» WHAT TO WORK ON:
Whatever appears in the records apart from pictures must be reproduced exactly.

» DATA EXTRACTS:
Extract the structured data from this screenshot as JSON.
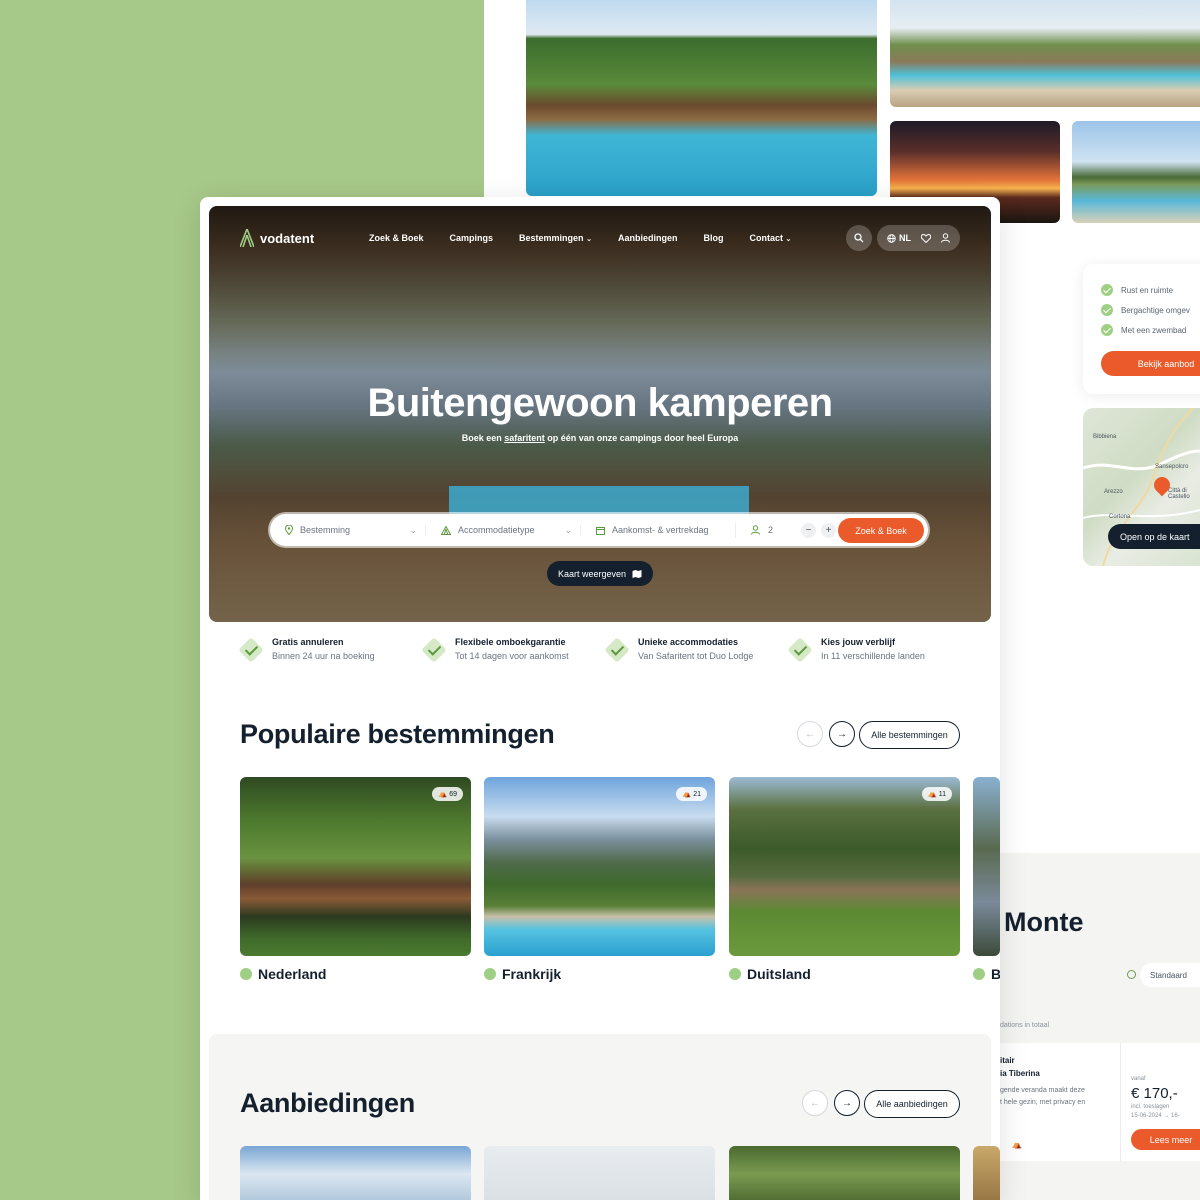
{
  "brand": {
    "name": "vodatent",
    "accent": "#ea5a2a",
    "green": "#9fcf84",
    "dark": "#14202e"
  },
  "nav": {
    "items": [
      "Zoek & Boek",
      "Campings",
      "Bestemmingen",
      "Aanbiedingen",
      "Blog",
      "Contact"
    ],
    "language": "NL"
  },
  "hero": {
    "title": "Buitengewoon kamperen",
    "subtitle_pre": "Boek een ",
    "subtitle_link": "safaritent",
    "subtitle_post": " op één van onze campings door heel Europa"
  },
  "search": {
    "destination_placeholder": "Bestemming",
    "accommodation_placeholder": "Accommodatietype",
    "dates_placeholder": "Aankomst- & vertrekdag",
    "guests": "2",
    "minus": "−",
    "plus": "+",
    "submit": "Zoek & Boek",
    "map_button": "Kaart weergeven"
  },
  "usps": [
    {
      "title": "Gratis annuleren",
      "text": "Binnen 24 uur na boeking"
    },
    {
      "title": "Flexibele omboekgarantie",
      "text": "Tot 14 dagen voor aankomst"
    },
    {
      "title": "Unieke accommodaties",
      "text": "Van Safaritent tot Duo Lodge"
    },
    {
      "title": "Kies jouw verblijf",
      "text": "In 11 verschillende landen"
    }
  ],
  "destinations": {
    "title": "Populaire bestemmingen",
    "all_button": "Alle bestemmingen",
    "prev": "←",
    "next": "→",
    "items": [
      {
        "name": "Nederland",
        "count": "69"
      },
      {
        "name": "Frankrijk",
        "count": "21"
      },
      {
        "name": "Duitsland",
        "count": "11"
      },
      {
        "name": "B",
        "count": ""
      }
    ]
  },
  "offers": {
    "title": "Aanbiedingen",
    "all_button": "Alle aanbiedingen",
    "prev": "←",
    "next": "→"
  },
  "side_card": {
    "features": [
      "Rust en ruimte",
      "Bergachtige omgev",
      "Met een zwembad"
    ],
    "cta": "Bekijk aanbod"
  },
  "map_card": {
    "places": [
      "Bibbiena",
      "Sansepolcro",
      "Arezzo",
      "Città di Castello",
      "Cortona"
    ],
    "cta": "Open op de kaart"
  },
  "detail_panel": {
    "heading": "Monte",
    "sort_label": "Standaard",
    "total": "dations in totaal",
    "title_line1": "itair",
    "title_line2": "ia Tiberina",
    "desc_line1": "gende veranda maakt deze",
    "desc_line2": "t hele gezin, met privacy en",
    "price_label": "vanaf",
    "price": "€ 170,-",
    "fees": "incl. toeslagen",
    "dates": "15-06-2024  →  16-",
    "cta": "Lees meer"
  }
}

» RESULT FOR THIS TASK:
Extract the structured data from this screenshot as JSON.
{
  "brand": {
    "name": "vodatent",
    "accent": "#ea5a2a",
    "green": "#9fcf84",
    "dark": "#14202e"
  },
  "nav": {
    "items": [
      "Zoek & Boek",
      "Campings",
      "Bestemmingen",
      "Aanbiedingen",
      "Blog",
      "Contact"
    ],
    "language": "NL"
  },
  "hero": {
    "title": "Buitengewoon kamperen",
    "subtitle_pre": "Boek een ",
    "subtitle_link": "safaritent",
    "subtitle_post": " op één van onze campings door heel Europa"
  },
  "search": {
    "destination_placeholder": "Bestemming",
    "accommodation_placeholder": "Accommodatietype",
    "dates_placeholder": "Aankomst- & vertrekdag",
    "guests": "2",
    "minus": "−",
    "plus": "+",
    "submit": "Zoek & Boek",
    "map_button": "Kaart weergeven"
  },
  "usps": [
    {
      "title": "Gratis annuleren",
      "text": "Binnen 24 uur na boeking"
    },
    {
      "title": "Flexibele omboekgarantie",
      "text": "Tot 14 dagen voor aankomst"
    },
    {
      "title": "Unieke accommodaties",
      "text": "Van Safaritent tot Duo Lodge"
    },
    {
      "title": "Kies jouw verblijf",
      "text": "In 11 verschillende landen"
    }
  ],
  "destinations": {
    "title": "Populaire bestemmingen",
    "all_button": "Alle bestemmingen",
    "prev": "←",
    "next": "→",
    "items": [
      {
        "name": "Nederland",
        "count": "69"
      },
      {
        "name": "Frankrijk",
        "count": "21"
      },
      {
        "name": "Duitsland",
        "count": "11"
      },
      {
        "name": "B",
        "count": ""
      }
    ]
  },
  "offers": {
    "title": "Aanbiedingen",
    "all_button": "Alle aanbiedingen",
    "prev": "←",
    "next": "→"
  },
  "side_card": {
    "features": [
      "Rust en ruimte",
      "Bergachtige omgev",
      "Met een zwembad"
    ],
    "cta": "Bekijk aanbod"
  },
  "map_card": {
    "places": [
      "Bibbiena",
      "Sansepolcro",
      "Arezzo",
      "Città di Castello",
      "Cortona"
    ],
    "cta": "Open op de kaart"
  },
  "detail_panel": {
    "heading": "Monte",
    "sort_label": "Standaard",
    "total": "dations in totaal",
    "title_line1": "itair",
    "title_line2": "ia Tiberina",
    "desc_line1": "gende veranda maakt deze",
    "desc_line2": "t hele gezin, met privacy en",
    "price_label": "vanaf",
    "price": "€ 170,-",
    "fees": "incl. toeslagen",
    "dates": "15-06-2024  →  16-",
    "cta": "Lees meer"
  }
}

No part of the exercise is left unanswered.